Fair board responsible for fairgrounds

GREENUP Greenup County Judge-Executive Bobby Hall opened Tuesday’s monthly fiscal court meeting by clarifying who is responsible for handling bills and insurance claims regarding the county fairgrounds.

Early April storms wreaked havoc on the fairgrounds as trees and wind damaged buildings.

Hall said the fairgrounds are not funded by tax dollars “unlike other entities.” The county owns the fairgrounds, but the fair board operates the grounds.

“The fair board is responsible for paying the bills, including the insurance premiums,” Hall said during the meeting, which was conducted in Judge Jeff Preston’s courtroom on Tuesday. The usual meeting place is currently affected by the primary election.

“The insurance claims due to recent storm damage and the rebuilding process is the responsibility of the fair board, not the fiscal court,” Hall said. “… By law, the fiscal court has no jurisdiction in the day-to-day operation of the fairgrounds.”

Hall said it is much like the health department, the extension office, the library and ambulance service in that regard.

“We, the fiscal court, work side by side with these boards, but we do not control the finances and the day-to-day operations,” Hall said. “Our legal department has confirmed the information and as the fiscal court we want to eliminate as many rumors, gossip and hearsay as possible.”

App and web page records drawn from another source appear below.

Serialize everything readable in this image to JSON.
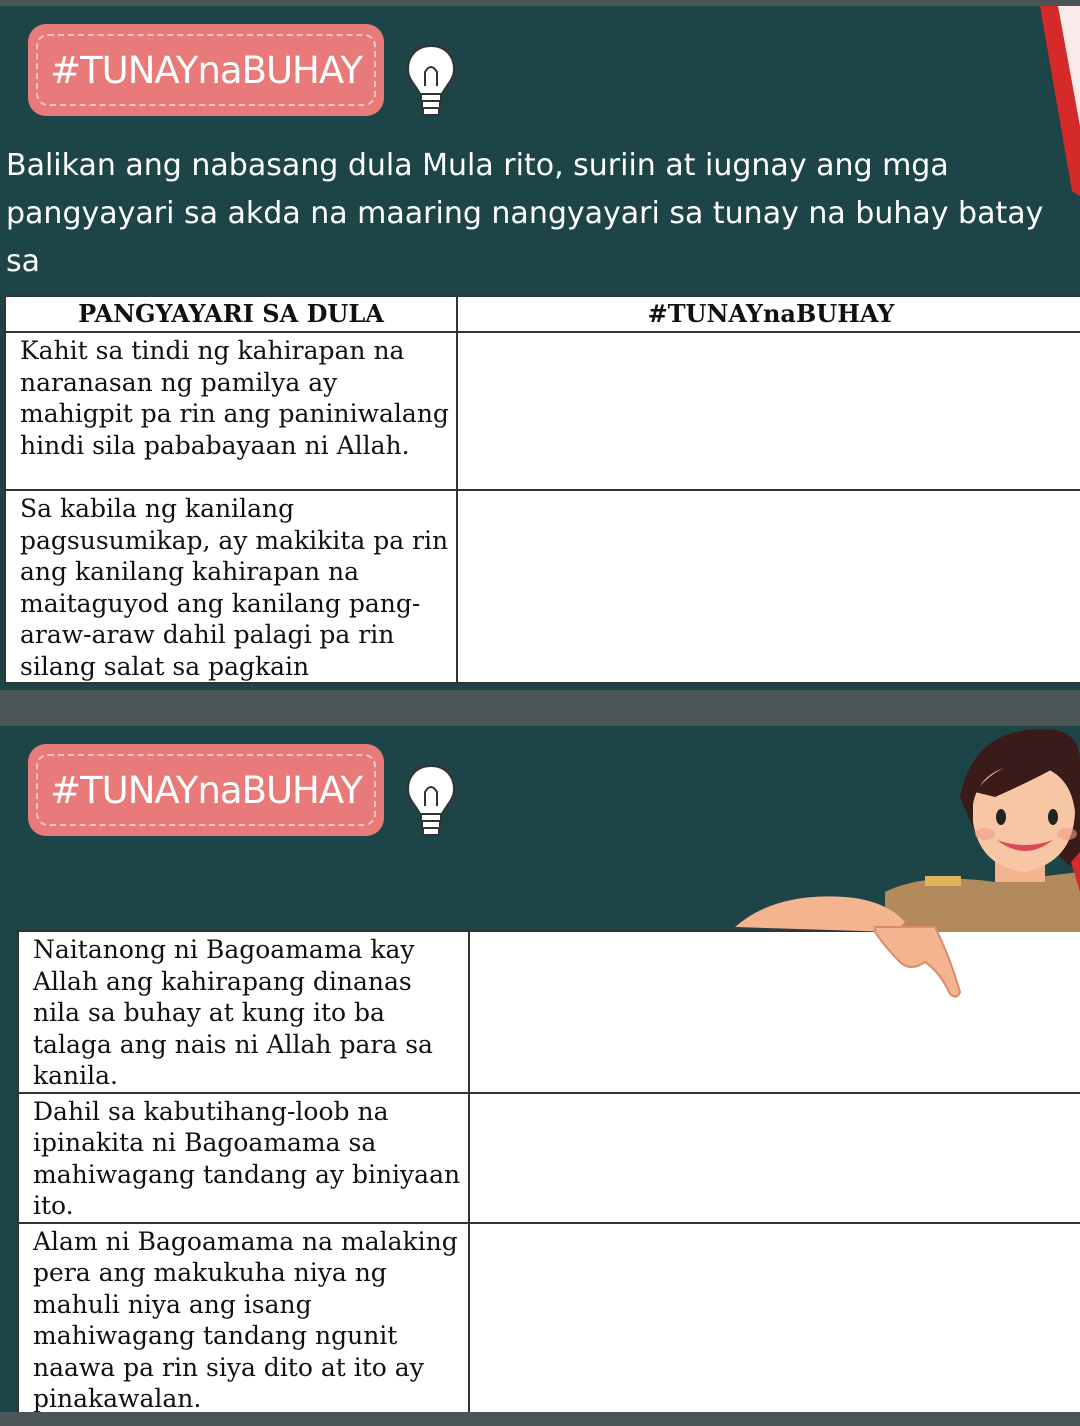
{
  "badge_top": {
    "label": "#TUNAYnaBUHAY"
  },
  "instructions": "Balikan ang nabasang dula Mula rito, suriin at iugnay ang mga\npangyayari sa akda na maaring nangyayari sa tunay na buhay batay sa\niyong karanasan, naranasan o nasaksihan.",
  "table1": {
    "headers": [
      "PANGYAYARI SA DULA",
      "#TUNAYnaBUHAY"
    ],
    "rows": [
      {
        "event": "Kahit sa tindi ng kahirapan na naranasan ng pamilya ay mahigpit pa rin ang paniniwalang hindi sila pababayaan ni Allah.",
        "answer": ""
      },
      {
        "event": "Sa kabila ng kanilang pagsusumikap, ay makikita pa rin ang kanilang kahirapan na maitaguyod ang kanilang pang-araw-araw dahil palagi pa rin silang salat sa pagkain",
        "answer": ""
      }
    ]
  },
  "badge_bottom": {
    "label": "#TUNAYnaBUHAY"
  },
  "table2": {
    "rows": [
      {
        "event": "Naitanong ni Bagoamama kay Allah ang kahirapang dinanas nila sa buhay at kung ito ba talaga ang nais ni Allah para sa kanila.",
        "answer": ""
      },
      {
        "event": "Dahil sa kabutihang-loob na ipinakita ni Bagoamama sa mahiwagang tandang ay biniyaan ito.",
        "answer": ""
      },
      {
        "event": "Alam ni Bagoamama na malaking pera ang makukuha niya ng mahuli niya ang isang mahiwagang tandang ngunit naawa pa rin siya dito at ito ay pinakawalan.",
        "answer": ""
      }
    ]
  },
  "colors": {
    "board": "#1d4446",
    "badge": "#e97a7a",
    "gap": "#4c5658"
  },
  "icons": [
    "lightbulb-icon",
    "teacher-illustration"
  ]
}
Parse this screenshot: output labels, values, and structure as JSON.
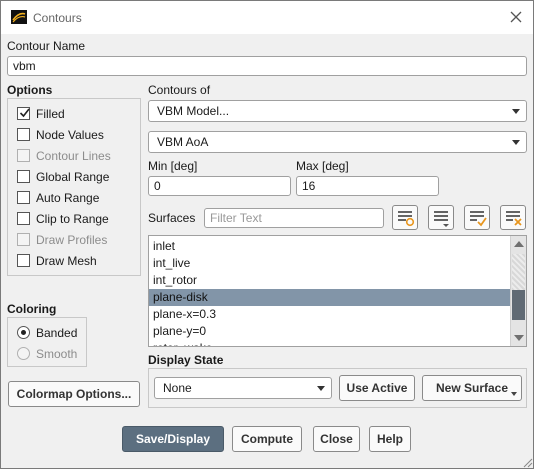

Other notable items from Tuesday’s meeting:

• The new Greenup County Farmers Market pavilion will officially open on Saturday at 9 a.m. It is next door to the extension service in Wurtland.

• Hall proclaimed April 19, 2024, “Virgil Headley Day.” Headley, of South Shore, turned 101 years old on that day. Headley served nearly three years in the Navy during World War II.

• The Greenup County High School EMT class is officially a “go.” As the newspaper published in March, the school district announced a partnership with the Greenup County Ambulance Authority in an effort to eventually issue EMT certifications to students.

Kevin Callihan, the Ambulance Authority’s director, said the class has been approved by KBEMS and the school system. Students have been selected for the fall of 2024. The plan is for the class to provide dual-class credit through KCTCS — six hours of college credit.

The Authority reported 629 total calls for April 2024. Callihan said Greenup County ambulances tallied 15,663 miles in April.

• Public Safety Director Buford Hurley requested approval of an emergency purchase of a new “command truck.” The previous one — a 1980 school bus — is “dead in the water,” Hurley said. The emergency purchase, which was approved, will allow Public Safety to purchase one currently in inventory.

If an emergency was not declared, it would take 24 months to get a new command vehicle, according to Hurley. The old bus became “surplus.”

• Emergency Management Director Garth Wireman reported “several” missing juvenile calls over the last month. The good news is all of them returned safely to their homes.

• Anne Stephens, of the Greenup County Extension Office, shared results of the University of Kentucky Cooperative Extension Community Needs Assessment. It’s a tool the office uses when assembling its “plan of work” every five years.

“It gives us that accountability to our county and to the University of Kentucky for what it is we’re doing on a daily basis,” Stephens said.

Stephens highlighted the top 15 priority issues for Greenup County. Among them, according to the study, are as follows: ensuring individuals and families have access to affordable, nutritious food; access to high-speed internet; and minimizing substance abuse.

“We’re asking the community to talk to us about what are the most important things we can be doing for our community,” Stephens said.

• The fiscal court voted to allow a gate to be erected at Skeens Cemetery Road.